* _Excerpts from a dataset_
· · · · · · ·
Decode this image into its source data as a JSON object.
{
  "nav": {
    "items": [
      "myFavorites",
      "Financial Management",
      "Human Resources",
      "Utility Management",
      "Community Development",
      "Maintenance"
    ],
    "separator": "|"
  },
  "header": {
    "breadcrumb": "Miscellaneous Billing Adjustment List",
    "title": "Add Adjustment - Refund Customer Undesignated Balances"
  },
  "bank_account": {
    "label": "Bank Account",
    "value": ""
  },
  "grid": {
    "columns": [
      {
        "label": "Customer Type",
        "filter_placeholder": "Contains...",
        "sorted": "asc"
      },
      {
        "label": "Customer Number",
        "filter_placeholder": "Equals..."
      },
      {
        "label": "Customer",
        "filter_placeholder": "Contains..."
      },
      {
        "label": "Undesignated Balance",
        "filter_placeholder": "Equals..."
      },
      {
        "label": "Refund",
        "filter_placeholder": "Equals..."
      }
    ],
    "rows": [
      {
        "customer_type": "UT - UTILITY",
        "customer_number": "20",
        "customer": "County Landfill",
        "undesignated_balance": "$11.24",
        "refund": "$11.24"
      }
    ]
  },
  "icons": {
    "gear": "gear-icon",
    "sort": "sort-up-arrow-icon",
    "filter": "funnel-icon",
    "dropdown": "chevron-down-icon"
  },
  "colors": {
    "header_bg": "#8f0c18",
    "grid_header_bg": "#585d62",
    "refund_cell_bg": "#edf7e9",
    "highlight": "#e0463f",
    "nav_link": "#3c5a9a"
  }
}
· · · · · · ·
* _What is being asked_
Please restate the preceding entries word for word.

* _Solution for this exercise_
Decode this image into its source data as a JSON object.
{
  "nav": {
    "items": [
      "myFavorites",
      "Financial Management",
      "Human Resources",
      "Utility Management",
      "Community Development",
      "Maintenance"
    ],
    "separator": "|"
  },
  "header": {
    "breadcrumb": "Miscellaneous Billing Adjustment List",
    "title": "Add Adjustment - Refund Customer Undesignated Balances"
  },
  "bank_account": {
    "label": "Bank Account",
    "value": ""
  },
  "grid": {
    "columns": [
      {
        "label": "Customer Type",
        "filter_placeholder": "Contains...",
        "sorted": "asc"
      },
      {
        "label": "Customer Number",
        "filter_placeholder": "Equals..."
      },
      {
        "label": "Customer",
        "filter_placeholder": "Contains..."
      },
      {
        "label": "Undesignated Balance",
        "filter_placeholder": "Equals..."
      },
      {
        "label": "Refund",
        "filter_placeholder": "Equals..."
      }
    ],
    "rows": [
      {
        "customer_type": "UT - UTILITY",
        "customer_number": "20",
        "customer": "County Landfill",
        "undesignated_balance": "$11.24",
        "refund": "$11.24"
      }
    ]
  },
  "icons": {
    "gear": "gear-icon",
    "sort": "sort-up-arrow-icon",
    "filter": "funnel-icon",
    "dropdown": "chevron-down-icon"
  },
  "colors": {
    "header_bg": "#8f0c18",
    "grid_header_bg": "#585d62",
    "refund_cell_bg": "#edf7e9",
    "highlight": "#e0463f",
    "nav_link": "#3c5a9a"
  }
}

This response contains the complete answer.